## WHAT YOU SHOULD DO
Check every line of the data for the string "energia" and copy the ones that have it.

■ ■ ■

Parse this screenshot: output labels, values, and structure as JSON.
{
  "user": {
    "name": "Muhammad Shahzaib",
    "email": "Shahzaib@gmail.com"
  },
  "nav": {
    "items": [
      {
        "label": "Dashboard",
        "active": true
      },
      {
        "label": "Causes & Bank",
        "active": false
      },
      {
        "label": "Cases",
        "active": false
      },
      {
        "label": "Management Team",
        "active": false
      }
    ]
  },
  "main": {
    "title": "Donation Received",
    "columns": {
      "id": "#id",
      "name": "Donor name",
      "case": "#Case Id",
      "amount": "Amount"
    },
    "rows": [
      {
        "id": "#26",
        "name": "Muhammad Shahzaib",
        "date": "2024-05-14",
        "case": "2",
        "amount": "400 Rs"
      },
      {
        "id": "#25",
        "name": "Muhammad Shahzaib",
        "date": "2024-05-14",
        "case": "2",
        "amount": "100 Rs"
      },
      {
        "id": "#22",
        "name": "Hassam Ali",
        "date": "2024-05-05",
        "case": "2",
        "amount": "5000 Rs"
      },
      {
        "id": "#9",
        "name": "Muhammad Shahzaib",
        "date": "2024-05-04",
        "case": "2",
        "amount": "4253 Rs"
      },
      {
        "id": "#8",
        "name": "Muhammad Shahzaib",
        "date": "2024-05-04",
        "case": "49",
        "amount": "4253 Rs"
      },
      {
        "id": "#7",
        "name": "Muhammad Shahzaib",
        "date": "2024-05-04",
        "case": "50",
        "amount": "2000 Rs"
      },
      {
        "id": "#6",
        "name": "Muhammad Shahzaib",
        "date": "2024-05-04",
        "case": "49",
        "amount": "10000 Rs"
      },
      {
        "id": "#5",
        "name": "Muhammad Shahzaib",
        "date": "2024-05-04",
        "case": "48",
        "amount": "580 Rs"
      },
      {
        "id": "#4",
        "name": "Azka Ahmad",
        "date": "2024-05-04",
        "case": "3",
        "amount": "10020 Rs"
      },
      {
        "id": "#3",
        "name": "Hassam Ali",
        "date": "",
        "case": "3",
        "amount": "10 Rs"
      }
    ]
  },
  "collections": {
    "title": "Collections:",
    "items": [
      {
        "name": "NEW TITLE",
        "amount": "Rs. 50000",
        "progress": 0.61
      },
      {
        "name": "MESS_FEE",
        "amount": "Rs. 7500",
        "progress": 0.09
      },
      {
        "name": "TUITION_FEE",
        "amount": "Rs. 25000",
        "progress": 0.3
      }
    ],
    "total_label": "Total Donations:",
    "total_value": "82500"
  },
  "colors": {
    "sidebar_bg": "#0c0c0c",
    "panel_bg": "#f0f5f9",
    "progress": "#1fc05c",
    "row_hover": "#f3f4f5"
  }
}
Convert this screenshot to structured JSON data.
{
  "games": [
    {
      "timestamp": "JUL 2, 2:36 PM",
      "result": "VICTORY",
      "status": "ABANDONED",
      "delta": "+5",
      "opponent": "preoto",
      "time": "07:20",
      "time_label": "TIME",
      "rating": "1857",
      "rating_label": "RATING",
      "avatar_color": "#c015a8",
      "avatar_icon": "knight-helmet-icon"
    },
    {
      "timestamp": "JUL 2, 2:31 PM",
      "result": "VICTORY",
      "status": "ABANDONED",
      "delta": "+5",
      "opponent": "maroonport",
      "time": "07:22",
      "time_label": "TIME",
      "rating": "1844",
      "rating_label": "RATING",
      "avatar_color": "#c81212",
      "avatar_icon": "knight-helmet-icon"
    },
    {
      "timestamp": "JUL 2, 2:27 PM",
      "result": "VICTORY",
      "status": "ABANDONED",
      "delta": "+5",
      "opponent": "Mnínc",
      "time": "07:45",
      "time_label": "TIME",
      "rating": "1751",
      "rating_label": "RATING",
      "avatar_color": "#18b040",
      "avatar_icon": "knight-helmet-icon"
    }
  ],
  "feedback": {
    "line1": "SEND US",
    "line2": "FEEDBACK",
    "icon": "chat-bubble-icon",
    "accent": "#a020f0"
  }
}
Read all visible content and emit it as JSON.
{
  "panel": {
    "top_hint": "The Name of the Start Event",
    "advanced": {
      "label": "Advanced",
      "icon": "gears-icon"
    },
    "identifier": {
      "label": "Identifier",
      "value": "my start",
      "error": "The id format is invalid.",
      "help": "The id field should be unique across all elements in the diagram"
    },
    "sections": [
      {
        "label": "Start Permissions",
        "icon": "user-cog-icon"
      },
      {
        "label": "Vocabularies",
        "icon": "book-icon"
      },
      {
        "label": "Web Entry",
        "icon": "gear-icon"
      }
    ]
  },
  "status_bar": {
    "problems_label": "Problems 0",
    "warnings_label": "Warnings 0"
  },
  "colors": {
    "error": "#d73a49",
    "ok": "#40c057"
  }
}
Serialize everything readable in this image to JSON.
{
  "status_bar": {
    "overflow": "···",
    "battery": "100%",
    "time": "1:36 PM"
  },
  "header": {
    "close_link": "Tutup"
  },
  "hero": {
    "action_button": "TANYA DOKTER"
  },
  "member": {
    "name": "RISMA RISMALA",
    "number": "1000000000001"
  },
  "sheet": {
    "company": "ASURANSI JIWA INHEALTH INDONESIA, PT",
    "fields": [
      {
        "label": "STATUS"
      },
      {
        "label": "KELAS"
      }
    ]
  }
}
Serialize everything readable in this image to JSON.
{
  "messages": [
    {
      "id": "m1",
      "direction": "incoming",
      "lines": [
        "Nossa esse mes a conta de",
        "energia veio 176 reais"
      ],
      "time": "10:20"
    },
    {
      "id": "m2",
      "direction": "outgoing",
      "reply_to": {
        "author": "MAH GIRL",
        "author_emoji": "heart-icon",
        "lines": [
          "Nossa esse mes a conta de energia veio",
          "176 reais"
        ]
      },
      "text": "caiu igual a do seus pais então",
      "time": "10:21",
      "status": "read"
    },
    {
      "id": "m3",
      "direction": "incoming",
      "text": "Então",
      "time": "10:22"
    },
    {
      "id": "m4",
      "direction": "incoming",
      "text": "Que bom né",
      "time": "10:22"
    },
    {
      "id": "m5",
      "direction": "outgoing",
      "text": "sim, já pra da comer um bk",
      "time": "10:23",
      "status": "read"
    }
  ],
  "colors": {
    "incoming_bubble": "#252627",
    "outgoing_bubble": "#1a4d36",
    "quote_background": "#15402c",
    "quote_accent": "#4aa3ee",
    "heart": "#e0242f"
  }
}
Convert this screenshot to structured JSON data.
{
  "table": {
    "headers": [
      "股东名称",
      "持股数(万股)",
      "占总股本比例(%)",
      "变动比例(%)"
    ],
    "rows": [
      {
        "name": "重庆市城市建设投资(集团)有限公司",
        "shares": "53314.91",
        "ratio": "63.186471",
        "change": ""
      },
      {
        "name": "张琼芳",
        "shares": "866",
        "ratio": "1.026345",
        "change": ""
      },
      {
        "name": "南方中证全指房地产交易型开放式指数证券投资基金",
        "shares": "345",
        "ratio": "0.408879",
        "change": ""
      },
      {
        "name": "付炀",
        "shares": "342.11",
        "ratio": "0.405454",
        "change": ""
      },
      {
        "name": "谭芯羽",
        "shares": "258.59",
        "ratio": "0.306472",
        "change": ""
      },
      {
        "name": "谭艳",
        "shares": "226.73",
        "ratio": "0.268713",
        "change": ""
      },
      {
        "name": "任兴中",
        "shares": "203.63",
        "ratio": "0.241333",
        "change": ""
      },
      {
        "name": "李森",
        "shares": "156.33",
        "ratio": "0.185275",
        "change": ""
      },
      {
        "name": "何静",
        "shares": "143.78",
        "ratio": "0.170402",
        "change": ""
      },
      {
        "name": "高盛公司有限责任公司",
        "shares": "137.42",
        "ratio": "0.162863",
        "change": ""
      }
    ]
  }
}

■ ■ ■

## OUTPUT
        "energia veio 176 reais"
          "Nossa esse mes a conta de energia veio",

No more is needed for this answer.